Additionally, nine of the 10 most climate-change vulnerable countries are also highly debt-vulnerable developing economies.
“As a possible development objective of an SDR channelling to vulnerable countries, it would be natural to target climate due to its global implications,” Jensen said, adding that the fund could even bulked up by leveraging it in borrowing markets.
G7 leaders have already signaled their backing to redistribute $100 billion of the new SDR money. Georgieva has said that China has expressed interest in participating and that she expected other major emerging economies to do the same.
The IMF’s executive board will meet on Friday on the next steps and finance officials from the Group of 20 major economies will discuss the SDR reallocation issue when they meet in Venice in July.
Scott Morris of the Center for Global Development said funding for the proposed new IMF trust was already earmarked in the US Treasury’s recent budget request to Congress, underscoring Washington’s support.
The US Treasury is working closely with the IMF to explore options and design mechanisms for channelling SDRs to vulnerable countries, one US Treasury official told Reuters on condition of anonymity because of the sensitivity of the matter.
“The IMF’s proposed Resilience and Sustainability Trust is one of the options under discussion,” the official said, without elaborating on other options.
Jensen said he hoped the new fund would also give debt-strained countries who have so far resisted restructuring their debt for fear of losing access to borrowing markets, a safety net to take that step.


Arab share of India’s oil imports hits 25-month low

Arab share of India’s oil imports hits 25-month low
Updated 24 June 2021

Arab share of India’s oil imports hits 25-month low

Arab share of India’s oil imports hits 25-month low
  • To replace Middle Eastern oil, refiners hiked imports from Latin America, the United States and the Mediterranean

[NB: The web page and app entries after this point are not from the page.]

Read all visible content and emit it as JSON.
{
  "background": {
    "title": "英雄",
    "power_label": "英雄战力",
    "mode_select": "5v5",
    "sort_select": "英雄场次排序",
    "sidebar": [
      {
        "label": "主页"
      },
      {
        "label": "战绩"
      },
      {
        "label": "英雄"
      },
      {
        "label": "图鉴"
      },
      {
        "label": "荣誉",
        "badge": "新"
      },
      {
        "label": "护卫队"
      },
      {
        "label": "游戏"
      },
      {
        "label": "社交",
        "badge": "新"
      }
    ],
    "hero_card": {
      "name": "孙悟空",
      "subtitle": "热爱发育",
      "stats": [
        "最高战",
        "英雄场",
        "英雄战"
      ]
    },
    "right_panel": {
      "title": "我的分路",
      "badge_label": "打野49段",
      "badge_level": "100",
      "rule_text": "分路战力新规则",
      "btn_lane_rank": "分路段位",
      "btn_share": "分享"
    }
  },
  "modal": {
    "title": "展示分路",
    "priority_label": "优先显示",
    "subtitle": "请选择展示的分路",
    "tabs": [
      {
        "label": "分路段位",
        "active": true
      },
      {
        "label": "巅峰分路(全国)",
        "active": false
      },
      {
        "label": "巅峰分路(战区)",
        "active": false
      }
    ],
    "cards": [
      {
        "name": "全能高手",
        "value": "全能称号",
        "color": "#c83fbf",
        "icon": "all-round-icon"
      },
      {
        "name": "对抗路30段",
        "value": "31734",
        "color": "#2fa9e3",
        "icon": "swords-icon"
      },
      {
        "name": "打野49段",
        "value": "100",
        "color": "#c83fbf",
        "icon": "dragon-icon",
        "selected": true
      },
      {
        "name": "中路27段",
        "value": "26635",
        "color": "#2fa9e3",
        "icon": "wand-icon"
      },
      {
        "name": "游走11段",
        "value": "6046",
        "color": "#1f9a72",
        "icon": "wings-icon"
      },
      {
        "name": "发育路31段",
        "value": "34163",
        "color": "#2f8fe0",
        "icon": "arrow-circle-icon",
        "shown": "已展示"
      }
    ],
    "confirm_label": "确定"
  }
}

NEW DELHI: The share of Middle Eastern crude in India’s oil imports fell to a 25-month low in May, tanker data provided by trade sources showed, as refiners tapped alternatives in response to the government’s call to diversify supplies.
India, the world’s third biggest oil importer, in March directed refiners to diversify crude sources after the Organization of the Petroleum Exporting Countries (OPEC) and its allies, led by top exporter Saudi Arabia, ignored New Delhi’s call to ease supply curbs.
Asia’s third-largest economy imported about 4.2 million barrels per day (bpd) of oil in May, just below the previous month but about 31.5 percent higher than a year earlier, the data showed.
The Middle East’s share dropped to 52.7 percent, the lowest since April 2019 and down from 67.9 percent in April, the data showed.
Imports from Saudi Arabia, India’s second-largest supplier after Iraq, slipped by about a quarter from a year earlier, while supplies from the United Arab Emirates, which dropped to No. 7 position from No. 3 in April, fell by 39 percent, the data showed.
This comes after Indian state refiners nominated to lift less oil from Saudi Arabia in May.
Lower purchases of oil from the Middle East dragged OPEC’s share of Indian oil imports to a record low.
To replace Middle Eastern oil, refiners hiked imports from Latin America, the United States and the Mediterranean.
Indian refiners bought higher volumes of gasoline-rich US oil in March, expecting a recovery in local gasoline demand to continue in the months ahead, said Ehsan Ul-Haq, lead analyst for Oil Research and Forecasts at Refinitiv.
Strong demand for light crude saw Nigeria improving its ranking by two notches to become the No. 3 supplier to India in May.
Private Indian refiners Reliance Industries and Nayara Energy, however, boosted purchases of Canadian heavy oil to a record 244,000 bpd, equivalent to about 6 percent of India’s overall imports.
“Indians bought Kazakhstan’s CPC blend and Canadian oil due to attractive discounts in comparison to dated Brent and WTI, respectively,” Ul-Haq said.
Tanker arrival data showed higher imports in contrast to preliminary government data, as cyclones along India’s coast line last month delayed discharge of cargoes.